Why not have a go at this and post your artwork for me to see. Maybe I or the community can offer support, encouragement and helpful feedback.  – share your work on TWITTER and INSTAGRAM – POST  using our hashtag #ONLINECOLLEGEART

Inspiring Artists

There are just so many artists out there to give us ideas, teach us techniques and help us to develop our own unique styles.

I have copied many over the years, for projects with my own artistic development as well as within my classroom to teach students some art fundamentals.

There is nothing quite like looking at a work of art up close in an art gallery and seeing, for example, the colours and brush strokes in a painting to learn even more. One of my favourites for this was Van Gogh! I have been lucky to have travelled to many galleries, but, as we know the internet can get us almost as close to touching the real thing- even closer than the Mona Lisa- seeing as that is now behind bulletproof glass among swarms of tourists!

Anyway, here are my top 40 inspiring artists, although there are so many more I could list. Enjoy learning about them online, copy their styles, find/read their stories and be inspired 🙂

 

Why not have a go at this and post your artwork for me to see.

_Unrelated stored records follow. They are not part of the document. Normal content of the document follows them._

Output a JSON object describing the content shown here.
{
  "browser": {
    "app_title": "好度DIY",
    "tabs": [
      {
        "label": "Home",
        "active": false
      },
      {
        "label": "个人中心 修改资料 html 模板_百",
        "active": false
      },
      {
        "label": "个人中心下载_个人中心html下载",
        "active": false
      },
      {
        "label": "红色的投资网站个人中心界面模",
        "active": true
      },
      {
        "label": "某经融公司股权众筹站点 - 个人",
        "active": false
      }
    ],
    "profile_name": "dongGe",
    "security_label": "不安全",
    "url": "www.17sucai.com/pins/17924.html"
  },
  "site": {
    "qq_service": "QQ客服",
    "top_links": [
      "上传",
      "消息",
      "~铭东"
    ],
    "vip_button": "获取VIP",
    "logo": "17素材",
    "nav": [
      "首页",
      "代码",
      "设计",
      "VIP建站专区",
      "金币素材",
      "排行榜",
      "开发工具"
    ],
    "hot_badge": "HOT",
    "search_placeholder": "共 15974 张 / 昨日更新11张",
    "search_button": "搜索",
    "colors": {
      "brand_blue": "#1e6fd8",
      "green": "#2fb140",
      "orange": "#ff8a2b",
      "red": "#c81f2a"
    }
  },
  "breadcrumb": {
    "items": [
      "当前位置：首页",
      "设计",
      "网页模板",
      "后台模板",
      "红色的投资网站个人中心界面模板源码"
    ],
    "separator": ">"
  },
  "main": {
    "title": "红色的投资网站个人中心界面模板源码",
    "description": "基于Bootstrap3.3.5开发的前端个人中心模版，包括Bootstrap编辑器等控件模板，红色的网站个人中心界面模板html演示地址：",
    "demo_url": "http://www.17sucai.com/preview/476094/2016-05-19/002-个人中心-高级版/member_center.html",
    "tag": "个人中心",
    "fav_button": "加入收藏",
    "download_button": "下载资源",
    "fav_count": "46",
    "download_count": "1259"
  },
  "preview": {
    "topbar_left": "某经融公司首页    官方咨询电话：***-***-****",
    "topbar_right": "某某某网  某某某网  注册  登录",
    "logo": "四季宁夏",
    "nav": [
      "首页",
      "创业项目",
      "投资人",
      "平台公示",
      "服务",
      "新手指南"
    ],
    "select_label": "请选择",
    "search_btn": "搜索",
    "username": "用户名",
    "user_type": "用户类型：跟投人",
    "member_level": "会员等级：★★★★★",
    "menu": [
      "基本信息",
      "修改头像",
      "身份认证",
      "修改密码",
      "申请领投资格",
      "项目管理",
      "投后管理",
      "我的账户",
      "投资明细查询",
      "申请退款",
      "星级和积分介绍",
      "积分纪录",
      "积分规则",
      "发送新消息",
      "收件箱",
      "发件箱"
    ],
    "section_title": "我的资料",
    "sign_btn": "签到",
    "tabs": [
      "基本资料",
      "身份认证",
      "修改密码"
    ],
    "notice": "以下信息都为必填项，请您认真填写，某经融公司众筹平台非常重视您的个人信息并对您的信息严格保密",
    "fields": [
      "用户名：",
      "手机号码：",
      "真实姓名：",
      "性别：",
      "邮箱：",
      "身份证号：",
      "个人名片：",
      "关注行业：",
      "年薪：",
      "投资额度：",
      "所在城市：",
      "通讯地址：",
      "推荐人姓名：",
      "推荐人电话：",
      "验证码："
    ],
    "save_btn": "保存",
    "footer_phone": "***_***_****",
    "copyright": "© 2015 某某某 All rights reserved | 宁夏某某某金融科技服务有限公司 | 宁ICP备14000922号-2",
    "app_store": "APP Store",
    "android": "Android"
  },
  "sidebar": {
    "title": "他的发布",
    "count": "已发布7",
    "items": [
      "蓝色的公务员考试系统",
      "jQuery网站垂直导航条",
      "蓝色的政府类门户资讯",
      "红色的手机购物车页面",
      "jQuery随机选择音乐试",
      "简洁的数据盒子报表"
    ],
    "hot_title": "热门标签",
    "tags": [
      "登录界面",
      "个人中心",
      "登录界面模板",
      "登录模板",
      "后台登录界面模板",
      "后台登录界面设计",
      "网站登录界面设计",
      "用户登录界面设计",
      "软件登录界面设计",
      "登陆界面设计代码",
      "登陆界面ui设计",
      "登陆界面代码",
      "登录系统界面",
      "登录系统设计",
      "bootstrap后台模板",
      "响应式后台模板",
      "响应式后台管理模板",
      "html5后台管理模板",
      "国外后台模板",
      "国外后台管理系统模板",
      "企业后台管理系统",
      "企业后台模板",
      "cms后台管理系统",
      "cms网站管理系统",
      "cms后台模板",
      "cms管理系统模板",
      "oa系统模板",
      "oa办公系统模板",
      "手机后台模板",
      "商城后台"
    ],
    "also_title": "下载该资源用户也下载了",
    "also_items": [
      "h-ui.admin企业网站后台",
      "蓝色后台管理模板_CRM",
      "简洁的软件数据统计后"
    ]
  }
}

Maybe I or the community can offer support, encouragement and helpful feedback.  – share your work on TWITTER and INSTAGRAM – POST  using our hashtag #ONLINECOLLEGEART

Task 3: Universal Forms in Charcoal Time Lapse

Watch the time lapse video to see how to add simple shading and tone to each of the universal forms using charcoal.

How it is done:

I like to sketch the outlines on top of a charcoal base. Then using a kneaded eraser take out the main areas of highlights. Using a medium compressed charcoal stick I then add the shadows and darker areas-blending into the mid-tones. Finally, as my paper was a mid tone and not white, I then used white charcoal/chalk to add the brightest highlights, taking the time to blend them together to capture the form of each shape. You can then refine your drawing with charcoal pencils or the sharper edges of a hard compressed charcoal stick to refine edges of shapes and darken shadow. Adding shadow and highlights around the image and forms gives the forms more depth.

Have a go!

 

Join our Facebook Group for LIVE lessons and friendly art community – see you there 🙂

Why not have a go at this and post your artwork for me to see. Maybe I or the community can offer support, encouragement and helpful feedback.  – share your work on TWITTER and INSTAGRAM – POST  using our hashtag #ONLINECOLLEGEART